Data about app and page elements
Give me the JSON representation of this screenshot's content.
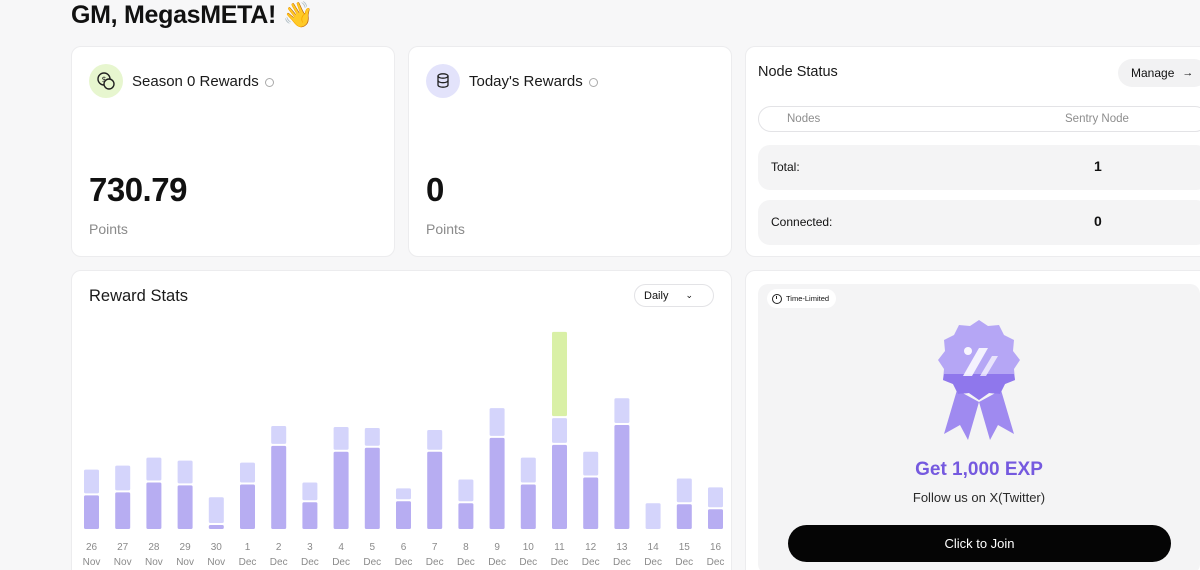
{
  "header": {
    "greeting": "GM, MegasMETA! 👋"
  },
  "season_card": {
    "title": "Season 0 Rewards",
    "value": "730.79",
    "unit": "Points",
    "icon": "coins-icon"
  },
  "today_card": {
    "title": "Today's Rewards",
    "value": "0",
    "unit": "Points",
    "icon": "coin-stack-icon"
  },
  "node_status": {
    "title": "Node Status",
    "manage_label": "Manage",
    "tabs": [
      "Nodes",
      "Sentry Node"
    ],
    "total_label": "Total:",
    "total_value": "1",
    "connected_label": "Connected:",
    "connected_value": "0"
  },
  "reward_stats": {
    "title": "Reward Stats",
    "period": "Daily"
  },
  "promo": {
    "badge": "Time-Limited",
    "title": "Get 1,000 EXP",
    "subtitle": "Follow us on X(Twitter)",
    "button": "Click to Join"
  },
  "colors": {
    "bar_main": "#b7adf2",
    "bar_top": "#d4d4fb",
    "bar_special": "#d9f0a6",
    "accent": "#7559df"
  },
  "chart_data": {
    "type": "bar",
    "categories": [
      "26 Nov",
      "27 Nov",
      "28 Nov",
      "29 Nov",
      "30 Nov",
      "1 Dec",
      "2 Dec",
      "3 Dec",
      "4 Dec",
      "5 Dec",
      "6 Dec",
      "7 Dec",
      "8 Dec",
      "9 Dec",
      "10 Dec",
      "11 Dec",
      "12 Dec",
      "13 Dec",
      "14 Dec",
      "15 Dec",
      "16 Dec"
    ],
    "tick_labels": [
      [
        "26",
        "Nov"
      ],
      [
        "27",
        "Nov"
      ],
      [
        "28",
        "Nov"
      ],
      [
        "29",
        "Nov"
      ],
      [
        "30",
        "Nov"
      ],
      [
        "1",
        "Dec"
      ],
      [
        "2",
        "Dec"
      ],
      [
        "3",
        "Dec"
      ],
      [
        "4",
        "Dec"
      ],
      [
        "5",
        "Dec"
      ],
      [
        "6",
        "Dec"
      ],
      [
        "7",
        "Dec"
      ],
      [
        "8",
        "Dec"
      ],
      [
        "9",
        "Dec"
      ],
      [
        "10",
        "Dec"
      ],
      [
        "11",
        "Dec"
      ],
      [
        "12",
        "Dec"
      ],
      [
        "13",
        "Dec"
      ],
      [
        "14",
        "Dec"
      ],
      [
        "15",
        "Dec"
      ],
      [
        "16",
        "Dec"
      ]
    ],
    "series": [
      {
        "values": [
          34,
          37,
          47,
          44,
          4,
          45,
          84,
          27,
          78,
          82,
          28,
          78,
          26,
          92,
          45,
          85,
          52,
          105,
          0,
          25,
          20
        ]
      },
      {
        "values": [
          24,
          25,
          23,
          23,
          26,
          20,
          18,
          18,
          23,
          18,
          11,
          20,
          22,
          28,
          25,
          25,
          24,
          25,
          26,
          24,
          20
        ]
      },
      {
        "values": [
          0,
          0,
          0,
          0,
          0,
          0,
          0,
          0,
          0,
          0,
          0,
          0,
          0,
          0,
          0,
          85,
          0,
          0,
          0,
          0,
          0
        ]
      }
    ],
    "ylim": [
      0,
      205
    ],
    "grid": false
  }
}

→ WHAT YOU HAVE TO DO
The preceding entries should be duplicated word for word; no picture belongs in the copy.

→ RESPONSE TO THIS EXERCISE
Give me the JSON representation of this screenshot's content.
{
  "header": {
    "greeting": "GM, MegasMETA! 👋"
  },
  "season_card": {
    "title": "Season 0 Rewards",
    "value": "730.79",
    "unit": "Points",
    "icon": "coins-icon"
  },
  "today_card": {
    "title": "Today's Rewards",
    "value": "0",
    "unit": "Points",
    "icon": "coin-stack-icon"
  },
  "node_status": {
    "title": "Node Status",
    "manage_label": "Manage",
    "tabs": [
      "Nodes",
      "Sentry Node"
    ],
    "total_label": "Total:",
    "total_value": "1",
    "connected_label": "Connected:",
    "connected_value": "0"
  },
  "reward_stats": {
    "title": "Reward Stats",
    "period": "Daily"
  },
  "promo": {
    "badge": "Time-Limited",
    "title": "Get 1,000 EXP",
    "subtitle": "Follow us on X(Twitter)",
    "button": "Click to Join"
  },
  "colors": {
    "bar_main": "#b7adf2",
    "bar_top": "#d4d4fb",
    "bar_special": "#d9f0a6",
    "accent": "#7559df"
  },
  "chart_data": {
    "type": "bar",
    "categories": [
      "26 Nov",
      "27 Nov",
      "28 Nov",
      "29 Nov",
      "30 Nov",
      "1 Dec",
      "2 Dec",
      "3 Dec",
      "4 Dec",
      "5 Dec",
      "6 Dec",
      "7 Dec",
      "8 Dec",
      "9 Dec",
      "10 Dec",
      "11 Dec",
      "12 Dec",
      "13 Dec",
      "14 Dec",
      "15 Dec",
      "16 Dec"
    ],
    "tick_labels": [
      [
        "26",
        "Nov"
      ],
      [
        "27",
        "Nov"
      ],
      [
        "28",
        "Nov"
      ],
      [
        "29",
        "Nov"
      ],
      [
        "30",
        "Nov"
      ],
      [
        "1",
        "Dec"
      ],
      [
        "2",
        "Dec"
      ],
      [
        "3",
        "Dec"
      ],
      [
        "4",
        "Dec"
      ],
      [
        "5",
        "Dec"
      ],
      [
        "6",
        "Dec"
      ],
      [
        "7",
        "Dec"
      ],
      [
        "8",
        "Dec"
      ],
      [
        "9",
        "Dec"
      ],
      [
        "10",
        "Dec"
      ],
      [
        "11",
        "Dec"
      ],
      [
        "12",
        "Dec"
      ],
      [
        "13",
        "Dec"
      ],
      [
        "14",
        "Dec"
      ],
      [
        "15",
        "Dec"
      ],
      [
        "16",
        "Dec"
      ]
    ],
    "series": [
      {
        "values": [
          34,
          37,
          47,
          44,
          4,
          45,
          84,
          27,
          78,
          82,
          28,
          78,
          26,
          92,
          45,
          85,
          52,
          105,
          0,
          25,
          20
        ]
      },
      {
        "values": [
          24,
          25,
          23,
          23,
          26,
          20,
          18,
          18,
          23,
          18,
          11,
          20,
          22,
          28,
          25,
          25,
          24,
          25,
          26,
          24,
          20
        ]
      },
      {
        "values": [
          0,
          0,
          0,
          0,
          0,
          0,
          0,
          0,
          0,
          0,
          0,
          0,
          0,
          0,
          0,
          85,
          0,
          0,
          0,
          0,
          0
        ]
      }
    ],
    "ylim": [
      0,
      205
    ],
    "grid": false
  }
}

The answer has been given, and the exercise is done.